Message #3067

From: Vasily Vladimirovich Vylkov <>
Subject: Re: [MC4D] Hello, Joseph here.
Date: Thu, 05 Feb 2015 18:59:20 -0800

Hey Joe! Sorry no one responded – normally we are a very welcoming
bunch… very happy you found this group!

Did you end up trying the 4^4 (or any of the MagicTile or other twisty
high-dimensional or non-Euclidean puzzles)?

On Wed, Jul 16, 2014 at 7:49 PM, Joseph Snyder
[4D_Cubing] <> wrote:

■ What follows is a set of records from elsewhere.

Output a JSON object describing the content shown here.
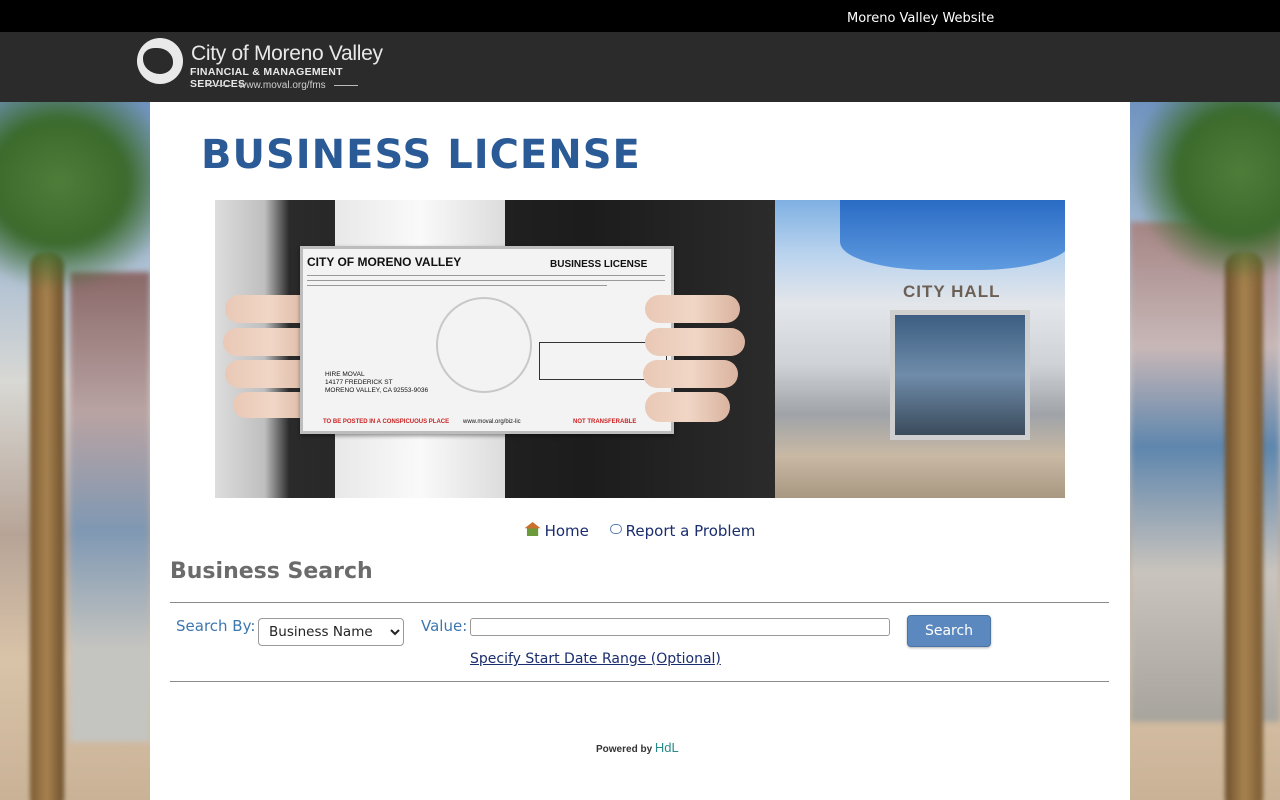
{
  "topbar": {
    "website_link": "Moreno Valley Website"
  },
  "logo": {
    "line1": "City of Moreno Valley",
    "line2": "FINANCIAL & MANAGEMENT SERVICES",
    "line3": "www.moval.org/fms"
  },
  "page_title": "BUSINESS LICENSE",
  "hero": {
    "card_title": "CITY OF MORENO VALLEY",
    "card_type": "BUSINESS LICENSE",
    "card_address_1": "HIRE MOVAL",
    "card_address_2": "14177 FREDERICK ST",
    "card_address_3": "MORENO VALLEY, CA 92553-9036",
    "card_footer_left": "TO BE POSTED IN A CONSPICUOUS PLACE",
    "card_footer_center": "www.moval.org/biz-lic",
    "card_footer_right": "NOT TRANSFERABLE",
    "building_sign": "CITY HALL"
  },
  "nav": {
    "home": "Home",
    "report": "Report a Problem"
  },
  "search": {
    "section_title": "Business Search",
    "search_by_label": "Search By:",
    "search_by_selected": "Business Name",
    "value_label": "Value:",
    "value_input": "",
    "search_button": "Search",
    "date_range_link": "Specify Start Date Range (Optional)"
  },
  "footer": {
    "powered_by": "Powered by",
    "brand": "HdL"
  },
  "colors": {
    "title_blue": "#2b5b96",
    "label_blue": "#3d77ae",
    "button_blue": "#5b88be",
    "link_navy": "#1a2d6e"
  }
}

> Hi! I’m 20 years old, been solving rubik’s cubes for about 5-6 years.
> Right now I am living in New Jersey. I grew up in China, my parents are
> linguists. Hobbies include juggling, running, playing ping pong. I also
> like philosophy (deep complicated questions).
> Just recently came across the 4D puzzle. Thought it looked crazy, decided
> to give it a shot. Ever since I saw the puzzle, I really wanted to figure
> out a solution on my own. I watched a video (probably the only one out
> there), explaining how the puzzle worked. I then understood that it
> functioned like a normal 3x3 in the respect that each piece had it’s own
> place.
> Since I never learned how commutators worked, I applied ideas from the
> normal 3x3 solving method. I solved 1 cube (the blue one) first, and
> brought that to the bottom. I solved the middle layers of the 4 (middle?)
> cubes next. I then connected all the green pieces to the green center. Then
> it was just like solving a 3x3.
> Not so good at explaining. If you have any questions, let me know.
> I was fairly confident I could figure it out, since I had figured out how
> to solve the normal 4x4 and 5x5 on my own (excluding the parities). It just
> took a bit of patience and willingness to sit and stare and think.
> I also like making anagrams. Here’s one -
> "The four dimensional Rubik’s cube."
> =
> "Make crude, rubbish solution? Fine."
> Well, I think the next thing for me is the 4d 4x4.